WHAT TO PRODUCE: Repeat every entry below exactly.

RECORDS FOR THIS EXERCISE:
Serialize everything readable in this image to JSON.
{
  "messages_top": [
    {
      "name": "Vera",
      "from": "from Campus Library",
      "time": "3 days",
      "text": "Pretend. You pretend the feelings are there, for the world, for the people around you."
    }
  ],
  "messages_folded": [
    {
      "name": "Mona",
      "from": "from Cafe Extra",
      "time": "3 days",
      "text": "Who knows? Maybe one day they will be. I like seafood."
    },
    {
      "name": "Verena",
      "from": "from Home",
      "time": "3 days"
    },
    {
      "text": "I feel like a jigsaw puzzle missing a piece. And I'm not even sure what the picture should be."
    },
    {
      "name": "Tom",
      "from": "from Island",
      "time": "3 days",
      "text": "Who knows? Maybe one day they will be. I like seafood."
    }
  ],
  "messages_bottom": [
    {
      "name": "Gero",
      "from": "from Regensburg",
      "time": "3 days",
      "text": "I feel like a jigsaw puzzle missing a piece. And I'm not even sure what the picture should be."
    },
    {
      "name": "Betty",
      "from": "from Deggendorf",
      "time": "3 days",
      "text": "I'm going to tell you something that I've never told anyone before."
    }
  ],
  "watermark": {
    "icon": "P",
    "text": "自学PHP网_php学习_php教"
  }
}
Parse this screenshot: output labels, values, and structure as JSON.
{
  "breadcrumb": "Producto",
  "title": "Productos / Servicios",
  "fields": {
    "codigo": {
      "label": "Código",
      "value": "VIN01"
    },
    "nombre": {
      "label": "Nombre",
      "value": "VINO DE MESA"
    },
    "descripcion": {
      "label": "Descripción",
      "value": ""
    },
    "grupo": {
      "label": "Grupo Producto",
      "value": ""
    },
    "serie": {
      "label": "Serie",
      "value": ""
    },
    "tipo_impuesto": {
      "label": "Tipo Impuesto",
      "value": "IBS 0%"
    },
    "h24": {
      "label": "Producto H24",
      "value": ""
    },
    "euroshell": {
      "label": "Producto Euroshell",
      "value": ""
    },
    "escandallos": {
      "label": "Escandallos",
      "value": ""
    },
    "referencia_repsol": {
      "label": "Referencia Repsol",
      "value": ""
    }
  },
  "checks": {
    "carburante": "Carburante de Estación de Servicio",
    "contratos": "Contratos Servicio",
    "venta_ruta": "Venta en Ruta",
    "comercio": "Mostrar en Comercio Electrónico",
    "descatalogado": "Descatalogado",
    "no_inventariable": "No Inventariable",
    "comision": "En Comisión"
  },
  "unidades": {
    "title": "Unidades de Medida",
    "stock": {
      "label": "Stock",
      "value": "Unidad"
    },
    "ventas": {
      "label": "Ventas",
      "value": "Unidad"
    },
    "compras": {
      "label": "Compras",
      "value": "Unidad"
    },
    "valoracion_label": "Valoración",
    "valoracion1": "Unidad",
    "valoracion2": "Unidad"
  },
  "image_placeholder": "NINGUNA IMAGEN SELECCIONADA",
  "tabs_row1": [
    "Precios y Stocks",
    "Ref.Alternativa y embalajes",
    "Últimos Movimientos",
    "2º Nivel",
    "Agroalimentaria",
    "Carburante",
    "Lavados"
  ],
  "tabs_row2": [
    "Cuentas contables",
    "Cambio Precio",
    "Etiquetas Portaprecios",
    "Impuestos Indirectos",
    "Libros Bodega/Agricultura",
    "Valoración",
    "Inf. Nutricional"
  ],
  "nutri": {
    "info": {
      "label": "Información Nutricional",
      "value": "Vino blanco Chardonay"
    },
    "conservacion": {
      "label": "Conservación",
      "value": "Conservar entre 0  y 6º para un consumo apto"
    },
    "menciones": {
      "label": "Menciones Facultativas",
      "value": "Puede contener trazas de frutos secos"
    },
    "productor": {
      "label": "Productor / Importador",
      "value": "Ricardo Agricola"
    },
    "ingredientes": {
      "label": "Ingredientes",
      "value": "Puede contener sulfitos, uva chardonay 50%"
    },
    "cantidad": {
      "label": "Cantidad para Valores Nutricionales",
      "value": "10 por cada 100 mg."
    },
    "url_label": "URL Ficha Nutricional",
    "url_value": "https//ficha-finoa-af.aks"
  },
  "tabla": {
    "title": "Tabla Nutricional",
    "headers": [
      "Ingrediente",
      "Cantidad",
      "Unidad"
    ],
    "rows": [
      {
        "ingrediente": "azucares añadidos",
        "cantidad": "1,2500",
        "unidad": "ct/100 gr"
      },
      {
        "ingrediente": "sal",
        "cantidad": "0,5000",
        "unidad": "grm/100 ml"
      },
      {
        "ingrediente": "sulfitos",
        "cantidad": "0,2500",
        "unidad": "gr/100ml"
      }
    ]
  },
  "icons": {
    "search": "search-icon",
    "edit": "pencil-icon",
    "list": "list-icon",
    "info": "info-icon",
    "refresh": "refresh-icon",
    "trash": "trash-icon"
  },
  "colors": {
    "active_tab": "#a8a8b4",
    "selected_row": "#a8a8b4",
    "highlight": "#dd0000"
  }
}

ANSWER TO THE EXERCISE:
Serialize everything readable in this image to JSON.
{
  "messages_top": [
    {
      "name": "Vera",
      "from": "from Campus Library",
      "time": "3 days",
      "text": "Pretend. You pretend the feelings are there, for the world, for the people around you."
    }
  ],
  "messages_folded": [
    {
      "name": "Mona",
      "from": "from Cafe Extra",
      "time": "3 days",
      "text": "Who knows? Maybe one day they will be. I like seafood."
    },
    {
      "name": "Verena",
      "from": "from Home",
      "time": "3 days"
    },
    {
      "text": "I feel like a jigsaw puzzle missing a piece. And I'm not even sure what the picture should be."
    },
    {
      "name": "Tom",
      "from": "from Island",
      "time": "3 days",
      "text": "Who knows? Maybe one day they will be. I like seafood."
    }
  ],
  "messages_bottom": [
    {
      "name": "Gero",
      "from": "from Regensburg",
      "time": "3 days",
      "text": "I feel like a jigsaw puzzle missing a piece. And I'm not even sure what the picture should be."
    },
    {
      "name": "Betty",
      "from": "from Deggendorf",
      "time": "3 days",
      "text": "I'm going to tell you something that I've never told anyone before."
    }
  ],
  "watermark": {
    "icon": "P",
    "text": "自学PHP网_php学习_php教"
  }
}
Parse this screenshot: output labels, values, and structure as JSON.
{
  "breadcrumb": "Producto",
  "title": "Productos / Servicios",
  "fields": {
    "codigo": {
      "label": "Código",
      "value": "VIN01"
    },
    "nombre": {
      "label": "Nombre",
      "value": "VINO DE MESA"
    },
    "descripcion": {
      "label": "Descripción",
      "value": ""
    },
    "grupo": {
      "label": "Grupo Producto",
      "value": ""
    },
    "serie": {
      "label": "Serie",
      "value": ""
    },
    "tipo_impuesto": {
      "label": "Tipo Impuesto",
      "value": "IBS 0%"
    },
    "h24": {
      "label": "Producto H24",
      "value": ""
    },
    "euroshell": {
      "label": "Producto Euroshell",
      "value": ""
    },
    "escandallos": {
      "label": "Escandallos",
      "value": ""
    },
    "referencia_repsol": {
      "label": "Referencia Repsol",
      "value": ""
    }
  },
  "checks": {
    "carburante": "Carburante de Estación de Servicio",
    "contratos": "Contratos Servicio",
    "venta_ruta": "Venta en Ruta",
    "comercio": "Mostrar en Comercio Electrónico",
    "descatalogado": "Descatalogado",
    "no_inventariable": "No Inventariable",
    "comision": "En Comisión"
  },
  "unidades": {
    "title": "Unidades de Medida",
    "stock": {
      "label": "Stock",
      "value": "Unidad"
    },
    "ventas": {
      "label": "Ventas",
      "value": "Unidad"
    },
    "compras": {
      "label": "Compras",
      "value": "Unidad"
    },
    "valoracion_label": "Valoración",
    "valoracion1": "Unidad",
    "valoracion2": "Unidad"
  },
  "image_placeholder": "NINGUNA IMAGEN SELECCIONADA",
  "tabs_row1": [
    "Precios y Stocks",
    "Ref.Alternativa y embalajes",
    "Últimos Movimientos",
    "2º Nivel",
    "Agroalimentaria",
    "Carburante",
    "Lavados"
  ],
  "tabs_row2": [
    "Cuentas contables",
    "Cambio Precio",
    "Etiquetas Portaprecios",
    "Impuestos Indirectos",
    "Libros Bodega/Agricultura",
    "Valoración",
    "Inf. Nutricional"
  ],
  "nutri": {
    "info": {
      "label": "Información Nutricional",
      "value": "Vino blanco Chardonay"
    },
    "conservacion": {
      "label": "Conservación",
      "value": "Conservar entre 0  y 6º para un consumo apto"
    },
    "menciones": {
      "label": "Menciones Facultativas",
      "value": "Puede contener trazas de frutos secos"
    },
    "productor": {
      "label": "Productor / Importador",
      "value": "Ricardo Agricola"
    },
    "ingredientes": {
      "label": "Ingredientes",
      "value": "Puede contener sulfitos, uva chardonay 50%"
    },
    "cantidad": {
      "label": "Cantidad para Valores Nutricionales",
      "value": "10 por cada 100 mg."
    },
    "url_label": "URL Ficha Nutricional",
    "url_value": "https//ficha-finoa-af.aks"
  },
  "tabla": {
    "title": "Tabla Nutricional",
    "headers": [
      "Ingrediente",
      "Cantidad",
      "Unidad"
    ],
    "rows": [
      {
        "ingrediente": "azucares añadidos",
        "cantidad": "1,2500",
        "unidad": "ct/100 gr"
      },
      {
        "ingrediente": "sal",
        "cantidad": "0,5000",
        "unidad": "grm/100 ml"
      },
      {
        "ingrediente": "sulfitos",
        "cantidad": "0,2500",
        "unidad": "gr/100ml"
      }
    ]
  },
  "icons": {
    "search": "search-icon",
    "edit": "pencil-icon",
    "list": "list-icon",
    "info": "info-icon",
    "refresh": "refresh-icon",
    "trash": "trash-icon"
  },
  "colors": {
    "active_tab": "#a8a8b4",
    "selected_row": "#a8a8b4",
    "highlight": "#dd0000"
  }
}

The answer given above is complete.